[Start of section]

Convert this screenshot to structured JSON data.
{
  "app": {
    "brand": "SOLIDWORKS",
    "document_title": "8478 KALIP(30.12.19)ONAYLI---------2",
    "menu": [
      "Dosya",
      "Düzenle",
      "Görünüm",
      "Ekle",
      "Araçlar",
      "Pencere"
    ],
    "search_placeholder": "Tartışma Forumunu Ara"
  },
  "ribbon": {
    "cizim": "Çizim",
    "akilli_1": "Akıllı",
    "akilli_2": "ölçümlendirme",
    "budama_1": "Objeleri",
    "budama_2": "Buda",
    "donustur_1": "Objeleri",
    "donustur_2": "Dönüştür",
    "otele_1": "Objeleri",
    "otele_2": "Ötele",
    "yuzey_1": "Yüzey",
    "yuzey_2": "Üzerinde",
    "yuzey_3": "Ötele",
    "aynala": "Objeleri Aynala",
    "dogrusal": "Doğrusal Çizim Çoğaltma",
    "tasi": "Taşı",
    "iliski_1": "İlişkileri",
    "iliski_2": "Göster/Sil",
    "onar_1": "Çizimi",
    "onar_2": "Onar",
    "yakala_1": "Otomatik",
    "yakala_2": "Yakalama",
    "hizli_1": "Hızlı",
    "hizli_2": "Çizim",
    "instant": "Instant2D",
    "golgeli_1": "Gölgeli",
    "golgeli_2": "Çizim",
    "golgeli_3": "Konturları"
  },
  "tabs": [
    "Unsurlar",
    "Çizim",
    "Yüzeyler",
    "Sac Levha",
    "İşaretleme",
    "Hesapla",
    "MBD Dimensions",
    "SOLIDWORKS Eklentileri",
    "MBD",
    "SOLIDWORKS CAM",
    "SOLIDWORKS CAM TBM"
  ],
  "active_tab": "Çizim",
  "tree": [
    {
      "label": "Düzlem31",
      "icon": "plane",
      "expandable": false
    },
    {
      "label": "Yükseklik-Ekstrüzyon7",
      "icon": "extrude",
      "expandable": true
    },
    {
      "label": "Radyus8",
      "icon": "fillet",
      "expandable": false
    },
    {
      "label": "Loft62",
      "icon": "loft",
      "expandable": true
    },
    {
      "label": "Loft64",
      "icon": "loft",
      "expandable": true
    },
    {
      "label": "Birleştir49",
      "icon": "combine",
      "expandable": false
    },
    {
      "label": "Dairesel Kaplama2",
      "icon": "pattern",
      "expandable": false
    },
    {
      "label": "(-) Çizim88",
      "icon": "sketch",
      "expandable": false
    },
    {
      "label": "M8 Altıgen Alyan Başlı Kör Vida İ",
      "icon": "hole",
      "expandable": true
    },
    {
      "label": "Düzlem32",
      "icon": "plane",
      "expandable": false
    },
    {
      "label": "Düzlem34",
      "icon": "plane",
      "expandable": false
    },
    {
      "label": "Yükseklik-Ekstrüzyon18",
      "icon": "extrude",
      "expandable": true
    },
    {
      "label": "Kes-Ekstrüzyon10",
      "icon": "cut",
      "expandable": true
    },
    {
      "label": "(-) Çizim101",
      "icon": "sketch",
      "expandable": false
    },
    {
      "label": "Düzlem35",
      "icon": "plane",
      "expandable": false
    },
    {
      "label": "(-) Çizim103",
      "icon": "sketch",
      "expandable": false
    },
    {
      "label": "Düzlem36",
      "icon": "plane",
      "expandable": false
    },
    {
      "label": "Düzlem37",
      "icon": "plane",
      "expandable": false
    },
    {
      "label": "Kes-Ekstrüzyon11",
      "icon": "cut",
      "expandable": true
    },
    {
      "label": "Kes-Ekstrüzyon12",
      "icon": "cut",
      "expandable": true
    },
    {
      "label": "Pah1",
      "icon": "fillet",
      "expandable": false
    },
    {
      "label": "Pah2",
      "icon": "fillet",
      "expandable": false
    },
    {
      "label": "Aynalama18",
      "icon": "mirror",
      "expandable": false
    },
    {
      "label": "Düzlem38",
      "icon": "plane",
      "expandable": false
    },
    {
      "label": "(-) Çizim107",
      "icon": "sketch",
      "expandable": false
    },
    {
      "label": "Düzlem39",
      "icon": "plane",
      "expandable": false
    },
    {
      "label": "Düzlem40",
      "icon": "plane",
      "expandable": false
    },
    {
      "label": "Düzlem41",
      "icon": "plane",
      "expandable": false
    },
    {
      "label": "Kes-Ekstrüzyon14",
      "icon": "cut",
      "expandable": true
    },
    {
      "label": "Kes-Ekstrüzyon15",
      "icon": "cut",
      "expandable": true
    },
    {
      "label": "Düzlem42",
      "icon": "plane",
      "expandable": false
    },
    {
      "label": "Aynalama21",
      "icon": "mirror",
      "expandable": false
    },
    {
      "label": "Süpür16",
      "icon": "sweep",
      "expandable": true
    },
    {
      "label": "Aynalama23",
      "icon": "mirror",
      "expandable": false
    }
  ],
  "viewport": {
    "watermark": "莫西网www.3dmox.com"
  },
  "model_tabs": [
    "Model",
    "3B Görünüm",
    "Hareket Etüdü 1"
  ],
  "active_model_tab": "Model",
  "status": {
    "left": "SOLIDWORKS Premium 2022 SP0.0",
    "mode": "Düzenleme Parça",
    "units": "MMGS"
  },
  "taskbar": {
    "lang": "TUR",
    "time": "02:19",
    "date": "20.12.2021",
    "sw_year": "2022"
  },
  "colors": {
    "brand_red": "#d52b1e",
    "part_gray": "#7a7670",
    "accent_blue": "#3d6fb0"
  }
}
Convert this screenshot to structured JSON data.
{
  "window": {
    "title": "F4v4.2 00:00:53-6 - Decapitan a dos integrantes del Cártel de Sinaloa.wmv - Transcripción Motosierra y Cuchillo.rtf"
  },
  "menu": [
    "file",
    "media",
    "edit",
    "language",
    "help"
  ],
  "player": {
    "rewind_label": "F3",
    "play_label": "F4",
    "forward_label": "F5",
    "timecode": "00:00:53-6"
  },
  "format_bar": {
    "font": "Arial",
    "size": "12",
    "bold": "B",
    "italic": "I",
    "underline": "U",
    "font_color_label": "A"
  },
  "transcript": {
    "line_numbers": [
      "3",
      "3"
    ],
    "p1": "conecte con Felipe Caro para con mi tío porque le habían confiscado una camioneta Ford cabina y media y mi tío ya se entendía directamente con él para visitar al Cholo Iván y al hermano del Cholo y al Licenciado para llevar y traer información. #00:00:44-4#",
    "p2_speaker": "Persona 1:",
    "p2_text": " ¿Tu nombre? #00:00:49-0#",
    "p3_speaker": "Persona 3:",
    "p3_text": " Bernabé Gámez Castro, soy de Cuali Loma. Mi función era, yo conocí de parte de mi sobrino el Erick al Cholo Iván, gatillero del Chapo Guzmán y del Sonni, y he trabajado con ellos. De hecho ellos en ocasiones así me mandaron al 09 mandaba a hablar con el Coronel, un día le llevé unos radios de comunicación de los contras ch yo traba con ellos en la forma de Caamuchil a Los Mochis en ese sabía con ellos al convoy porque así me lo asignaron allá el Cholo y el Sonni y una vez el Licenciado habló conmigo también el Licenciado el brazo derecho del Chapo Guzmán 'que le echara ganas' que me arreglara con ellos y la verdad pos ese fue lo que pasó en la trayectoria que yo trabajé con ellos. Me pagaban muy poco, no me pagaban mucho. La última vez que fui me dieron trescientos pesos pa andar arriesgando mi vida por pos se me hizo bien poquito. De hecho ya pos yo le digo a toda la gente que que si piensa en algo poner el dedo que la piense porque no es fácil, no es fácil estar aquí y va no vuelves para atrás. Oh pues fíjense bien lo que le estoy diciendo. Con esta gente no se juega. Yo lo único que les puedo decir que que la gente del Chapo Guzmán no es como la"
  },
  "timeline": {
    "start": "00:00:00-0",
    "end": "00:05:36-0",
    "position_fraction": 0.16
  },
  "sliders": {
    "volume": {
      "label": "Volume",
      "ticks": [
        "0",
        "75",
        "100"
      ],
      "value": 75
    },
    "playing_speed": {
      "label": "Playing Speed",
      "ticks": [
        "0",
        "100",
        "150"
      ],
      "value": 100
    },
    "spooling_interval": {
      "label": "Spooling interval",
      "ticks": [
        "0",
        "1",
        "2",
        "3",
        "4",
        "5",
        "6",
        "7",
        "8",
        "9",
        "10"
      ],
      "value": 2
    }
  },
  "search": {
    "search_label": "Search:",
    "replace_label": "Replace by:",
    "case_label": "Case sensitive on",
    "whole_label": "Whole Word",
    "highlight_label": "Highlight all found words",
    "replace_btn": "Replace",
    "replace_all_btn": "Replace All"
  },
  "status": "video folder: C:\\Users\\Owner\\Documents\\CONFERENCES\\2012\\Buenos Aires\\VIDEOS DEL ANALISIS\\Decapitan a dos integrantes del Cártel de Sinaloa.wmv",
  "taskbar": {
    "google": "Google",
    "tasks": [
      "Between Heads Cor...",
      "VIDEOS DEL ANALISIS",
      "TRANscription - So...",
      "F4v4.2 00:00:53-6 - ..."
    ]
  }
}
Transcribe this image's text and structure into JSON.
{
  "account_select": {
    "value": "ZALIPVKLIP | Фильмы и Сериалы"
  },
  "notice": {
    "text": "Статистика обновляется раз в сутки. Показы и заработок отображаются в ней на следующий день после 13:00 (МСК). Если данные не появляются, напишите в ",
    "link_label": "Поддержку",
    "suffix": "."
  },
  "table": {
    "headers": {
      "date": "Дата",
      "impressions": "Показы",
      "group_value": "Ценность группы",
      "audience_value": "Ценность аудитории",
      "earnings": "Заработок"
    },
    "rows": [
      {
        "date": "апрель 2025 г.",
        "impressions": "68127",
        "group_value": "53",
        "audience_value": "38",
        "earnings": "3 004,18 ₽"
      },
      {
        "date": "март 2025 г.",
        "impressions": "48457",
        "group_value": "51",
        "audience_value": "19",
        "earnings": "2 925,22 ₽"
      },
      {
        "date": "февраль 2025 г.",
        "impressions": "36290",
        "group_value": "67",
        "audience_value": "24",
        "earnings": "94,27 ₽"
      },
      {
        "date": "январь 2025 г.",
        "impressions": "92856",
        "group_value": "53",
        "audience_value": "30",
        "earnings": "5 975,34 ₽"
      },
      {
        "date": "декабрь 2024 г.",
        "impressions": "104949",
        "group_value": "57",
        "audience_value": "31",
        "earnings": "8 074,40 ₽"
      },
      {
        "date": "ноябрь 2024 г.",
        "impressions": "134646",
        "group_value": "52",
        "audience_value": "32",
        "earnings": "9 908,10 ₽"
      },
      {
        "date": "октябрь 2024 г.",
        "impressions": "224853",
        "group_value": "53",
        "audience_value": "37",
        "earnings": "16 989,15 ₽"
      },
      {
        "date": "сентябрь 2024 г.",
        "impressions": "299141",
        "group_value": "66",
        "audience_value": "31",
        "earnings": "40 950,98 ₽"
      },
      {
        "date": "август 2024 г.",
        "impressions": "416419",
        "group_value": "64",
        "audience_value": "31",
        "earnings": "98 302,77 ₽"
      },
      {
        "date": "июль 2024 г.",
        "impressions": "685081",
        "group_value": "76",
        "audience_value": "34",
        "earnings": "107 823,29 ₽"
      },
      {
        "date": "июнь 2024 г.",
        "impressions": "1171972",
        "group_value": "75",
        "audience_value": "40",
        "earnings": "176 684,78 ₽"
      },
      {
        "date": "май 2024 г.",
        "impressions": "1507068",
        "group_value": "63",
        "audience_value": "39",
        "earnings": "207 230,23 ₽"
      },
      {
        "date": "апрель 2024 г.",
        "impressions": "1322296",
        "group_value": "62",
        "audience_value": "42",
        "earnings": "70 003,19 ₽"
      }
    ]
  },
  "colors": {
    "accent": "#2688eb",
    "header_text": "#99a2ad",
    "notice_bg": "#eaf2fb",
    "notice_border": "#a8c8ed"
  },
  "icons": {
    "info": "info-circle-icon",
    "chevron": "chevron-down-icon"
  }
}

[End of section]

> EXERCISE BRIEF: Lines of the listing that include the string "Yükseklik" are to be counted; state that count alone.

> ANSWER TO THIS EXERCISE: 2